To do: Pick out each line below containing "sales".

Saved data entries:
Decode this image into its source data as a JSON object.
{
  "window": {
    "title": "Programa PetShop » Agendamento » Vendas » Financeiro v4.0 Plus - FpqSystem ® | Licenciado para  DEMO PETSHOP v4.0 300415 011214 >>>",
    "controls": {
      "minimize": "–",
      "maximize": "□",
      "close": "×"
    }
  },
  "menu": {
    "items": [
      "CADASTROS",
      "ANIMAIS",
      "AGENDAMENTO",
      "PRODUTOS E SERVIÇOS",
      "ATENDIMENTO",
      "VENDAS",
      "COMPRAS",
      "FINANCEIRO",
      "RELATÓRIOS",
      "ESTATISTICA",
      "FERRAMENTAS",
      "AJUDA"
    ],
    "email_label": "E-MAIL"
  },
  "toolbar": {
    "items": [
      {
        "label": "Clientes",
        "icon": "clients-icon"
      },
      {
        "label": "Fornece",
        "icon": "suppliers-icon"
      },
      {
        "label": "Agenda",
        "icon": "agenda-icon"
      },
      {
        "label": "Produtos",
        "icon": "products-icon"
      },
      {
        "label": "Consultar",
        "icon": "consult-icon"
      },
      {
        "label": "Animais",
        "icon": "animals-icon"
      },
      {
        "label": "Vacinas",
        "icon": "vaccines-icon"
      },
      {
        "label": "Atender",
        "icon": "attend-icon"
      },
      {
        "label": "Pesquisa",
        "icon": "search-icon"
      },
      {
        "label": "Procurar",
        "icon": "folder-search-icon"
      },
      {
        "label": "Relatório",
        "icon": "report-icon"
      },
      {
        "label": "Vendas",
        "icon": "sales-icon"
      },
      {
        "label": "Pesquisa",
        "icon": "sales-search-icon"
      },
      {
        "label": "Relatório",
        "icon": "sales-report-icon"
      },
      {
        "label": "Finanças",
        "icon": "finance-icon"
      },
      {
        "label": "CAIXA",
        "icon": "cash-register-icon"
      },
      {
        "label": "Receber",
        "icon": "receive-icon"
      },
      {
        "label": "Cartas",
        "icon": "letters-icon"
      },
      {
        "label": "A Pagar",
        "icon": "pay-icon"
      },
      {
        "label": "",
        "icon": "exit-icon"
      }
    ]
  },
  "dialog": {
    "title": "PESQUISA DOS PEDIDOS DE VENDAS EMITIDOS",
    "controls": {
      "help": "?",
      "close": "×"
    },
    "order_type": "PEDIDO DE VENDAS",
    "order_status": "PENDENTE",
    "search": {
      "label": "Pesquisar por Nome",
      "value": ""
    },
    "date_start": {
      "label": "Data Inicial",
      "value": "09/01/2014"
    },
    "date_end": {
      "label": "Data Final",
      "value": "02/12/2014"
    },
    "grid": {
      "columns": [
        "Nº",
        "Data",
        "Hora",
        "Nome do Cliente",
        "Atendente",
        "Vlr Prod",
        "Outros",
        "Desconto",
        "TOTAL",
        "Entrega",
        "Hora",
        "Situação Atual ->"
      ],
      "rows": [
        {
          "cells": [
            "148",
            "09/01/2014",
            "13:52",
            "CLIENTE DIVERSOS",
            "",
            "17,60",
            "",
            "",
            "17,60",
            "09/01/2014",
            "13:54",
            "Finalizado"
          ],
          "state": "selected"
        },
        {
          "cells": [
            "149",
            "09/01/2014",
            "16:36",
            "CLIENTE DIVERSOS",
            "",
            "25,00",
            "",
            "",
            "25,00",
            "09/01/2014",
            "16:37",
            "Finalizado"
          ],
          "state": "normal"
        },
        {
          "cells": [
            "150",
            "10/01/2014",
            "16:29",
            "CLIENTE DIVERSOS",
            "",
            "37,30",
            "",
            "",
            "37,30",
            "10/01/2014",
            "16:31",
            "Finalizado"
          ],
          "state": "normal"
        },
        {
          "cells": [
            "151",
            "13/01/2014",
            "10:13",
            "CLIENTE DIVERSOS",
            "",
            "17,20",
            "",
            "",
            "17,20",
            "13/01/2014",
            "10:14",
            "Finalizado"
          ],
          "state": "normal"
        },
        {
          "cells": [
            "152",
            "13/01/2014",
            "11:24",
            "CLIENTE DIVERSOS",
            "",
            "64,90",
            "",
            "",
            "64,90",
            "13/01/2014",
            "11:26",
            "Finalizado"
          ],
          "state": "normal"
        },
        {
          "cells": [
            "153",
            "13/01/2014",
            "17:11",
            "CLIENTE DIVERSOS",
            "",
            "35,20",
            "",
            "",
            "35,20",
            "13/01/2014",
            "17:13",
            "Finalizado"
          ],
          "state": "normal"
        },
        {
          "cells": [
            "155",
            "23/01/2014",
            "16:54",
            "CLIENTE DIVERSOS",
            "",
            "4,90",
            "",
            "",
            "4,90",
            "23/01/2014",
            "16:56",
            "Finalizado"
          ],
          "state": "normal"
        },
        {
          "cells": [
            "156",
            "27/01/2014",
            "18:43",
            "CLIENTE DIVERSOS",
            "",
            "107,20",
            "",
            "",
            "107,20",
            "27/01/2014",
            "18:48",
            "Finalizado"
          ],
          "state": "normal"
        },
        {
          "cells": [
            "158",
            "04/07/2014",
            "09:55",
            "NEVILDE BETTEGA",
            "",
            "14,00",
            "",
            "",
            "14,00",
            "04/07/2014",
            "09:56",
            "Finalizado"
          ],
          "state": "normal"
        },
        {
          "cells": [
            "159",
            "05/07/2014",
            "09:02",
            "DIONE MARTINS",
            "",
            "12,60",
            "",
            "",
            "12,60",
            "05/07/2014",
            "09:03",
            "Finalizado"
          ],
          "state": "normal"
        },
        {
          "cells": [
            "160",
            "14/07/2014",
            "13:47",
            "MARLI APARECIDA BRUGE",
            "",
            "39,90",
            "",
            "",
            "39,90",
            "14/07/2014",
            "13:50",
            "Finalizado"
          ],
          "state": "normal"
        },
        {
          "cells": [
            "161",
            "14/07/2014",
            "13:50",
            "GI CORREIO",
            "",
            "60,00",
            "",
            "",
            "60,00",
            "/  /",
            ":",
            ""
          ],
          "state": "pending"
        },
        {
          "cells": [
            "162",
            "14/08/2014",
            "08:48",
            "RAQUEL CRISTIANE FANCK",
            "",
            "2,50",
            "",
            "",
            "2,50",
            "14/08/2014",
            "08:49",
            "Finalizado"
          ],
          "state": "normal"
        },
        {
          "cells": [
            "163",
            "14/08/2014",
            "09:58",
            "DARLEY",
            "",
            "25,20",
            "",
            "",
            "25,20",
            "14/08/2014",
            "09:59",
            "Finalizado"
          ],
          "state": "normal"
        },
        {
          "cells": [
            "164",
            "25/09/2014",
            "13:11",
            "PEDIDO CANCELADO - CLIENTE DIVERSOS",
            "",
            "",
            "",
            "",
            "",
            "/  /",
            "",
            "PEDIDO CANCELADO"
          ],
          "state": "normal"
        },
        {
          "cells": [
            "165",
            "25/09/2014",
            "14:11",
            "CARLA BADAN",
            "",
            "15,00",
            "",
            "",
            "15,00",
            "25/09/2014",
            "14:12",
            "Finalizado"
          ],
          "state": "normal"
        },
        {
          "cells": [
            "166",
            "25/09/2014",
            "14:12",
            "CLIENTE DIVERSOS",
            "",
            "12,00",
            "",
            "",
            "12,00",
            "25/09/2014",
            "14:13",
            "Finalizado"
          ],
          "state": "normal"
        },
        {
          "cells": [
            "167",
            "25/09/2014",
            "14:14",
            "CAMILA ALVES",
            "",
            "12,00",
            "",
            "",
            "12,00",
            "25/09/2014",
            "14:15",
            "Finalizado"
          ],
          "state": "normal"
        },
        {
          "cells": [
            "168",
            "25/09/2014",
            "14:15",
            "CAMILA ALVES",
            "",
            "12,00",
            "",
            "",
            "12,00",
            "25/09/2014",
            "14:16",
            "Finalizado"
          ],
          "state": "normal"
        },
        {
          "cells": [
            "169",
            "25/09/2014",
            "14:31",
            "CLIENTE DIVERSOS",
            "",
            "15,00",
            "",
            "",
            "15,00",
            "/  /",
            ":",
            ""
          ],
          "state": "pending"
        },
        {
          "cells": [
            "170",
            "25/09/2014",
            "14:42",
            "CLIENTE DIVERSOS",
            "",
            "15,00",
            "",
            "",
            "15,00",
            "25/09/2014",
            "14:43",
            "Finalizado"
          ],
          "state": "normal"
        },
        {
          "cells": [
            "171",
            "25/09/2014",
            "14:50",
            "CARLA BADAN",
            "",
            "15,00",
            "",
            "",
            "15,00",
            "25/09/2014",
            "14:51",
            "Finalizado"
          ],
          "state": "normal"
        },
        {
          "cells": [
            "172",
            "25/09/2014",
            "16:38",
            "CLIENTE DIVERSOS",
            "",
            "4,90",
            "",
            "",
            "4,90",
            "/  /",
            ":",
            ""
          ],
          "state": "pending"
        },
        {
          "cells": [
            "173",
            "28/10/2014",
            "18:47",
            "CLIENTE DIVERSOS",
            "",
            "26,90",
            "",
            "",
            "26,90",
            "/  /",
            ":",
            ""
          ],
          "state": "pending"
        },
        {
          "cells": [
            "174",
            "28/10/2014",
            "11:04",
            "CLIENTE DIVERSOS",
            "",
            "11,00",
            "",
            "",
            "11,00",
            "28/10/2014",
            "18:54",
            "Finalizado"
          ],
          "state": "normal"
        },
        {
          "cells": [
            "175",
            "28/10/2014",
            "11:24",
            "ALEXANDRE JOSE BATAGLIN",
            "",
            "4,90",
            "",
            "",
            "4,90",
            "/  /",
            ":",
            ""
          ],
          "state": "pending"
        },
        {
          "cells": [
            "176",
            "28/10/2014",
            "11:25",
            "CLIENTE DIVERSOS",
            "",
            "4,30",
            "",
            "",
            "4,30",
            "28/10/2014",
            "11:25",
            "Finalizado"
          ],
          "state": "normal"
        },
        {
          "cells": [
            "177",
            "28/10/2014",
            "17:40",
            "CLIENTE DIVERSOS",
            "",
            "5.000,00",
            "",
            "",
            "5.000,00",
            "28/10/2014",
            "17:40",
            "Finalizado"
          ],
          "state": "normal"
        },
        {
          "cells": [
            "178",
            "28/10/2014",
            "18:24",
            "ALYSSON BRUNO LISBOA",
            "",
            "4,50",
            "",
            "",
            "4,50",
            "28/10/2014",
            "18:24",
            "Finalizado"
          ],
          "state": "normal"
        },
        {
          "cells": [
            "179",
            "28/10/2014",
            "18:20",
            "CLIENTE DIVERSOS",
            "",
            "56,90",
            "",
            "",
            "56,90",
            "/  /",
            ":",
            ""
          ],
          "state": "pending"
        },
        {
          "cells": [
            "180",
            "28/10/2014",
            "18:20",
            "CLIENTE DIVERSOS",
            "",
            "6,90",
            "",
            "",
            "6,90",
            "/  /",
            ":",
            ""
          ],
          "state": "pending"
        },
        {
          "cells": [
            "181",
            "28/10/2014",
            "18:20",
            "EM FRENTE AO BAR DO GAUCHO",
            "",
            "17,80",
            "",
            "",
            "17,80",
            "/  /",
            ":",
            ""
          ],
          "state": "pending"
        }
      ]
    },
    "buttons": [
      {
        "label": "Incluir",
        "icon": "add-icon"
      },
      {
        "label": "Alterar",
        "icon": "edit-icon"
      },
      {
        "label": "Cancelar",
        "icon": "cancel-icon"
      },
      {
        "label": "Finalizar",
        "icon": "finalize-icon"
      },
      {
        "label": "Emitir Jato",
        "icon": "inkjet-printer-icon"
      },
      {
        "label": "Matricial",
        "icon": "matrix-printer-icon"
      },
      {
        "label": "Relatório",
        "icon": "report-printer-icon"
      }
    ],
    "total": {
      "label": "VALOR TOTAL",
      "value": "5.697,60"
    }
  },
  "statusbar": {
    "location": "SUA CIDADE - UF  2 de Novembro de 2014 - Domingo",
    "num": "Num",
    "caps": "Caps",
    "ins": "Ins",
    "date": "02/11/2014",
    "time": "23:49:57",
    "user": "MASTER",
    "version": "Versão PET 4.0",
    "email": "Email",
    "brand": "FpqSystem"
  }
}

Written reply:
        "icon": "sales-icon"
        "icon": "sales-search-icon"
        "icon": "sales-report-icon"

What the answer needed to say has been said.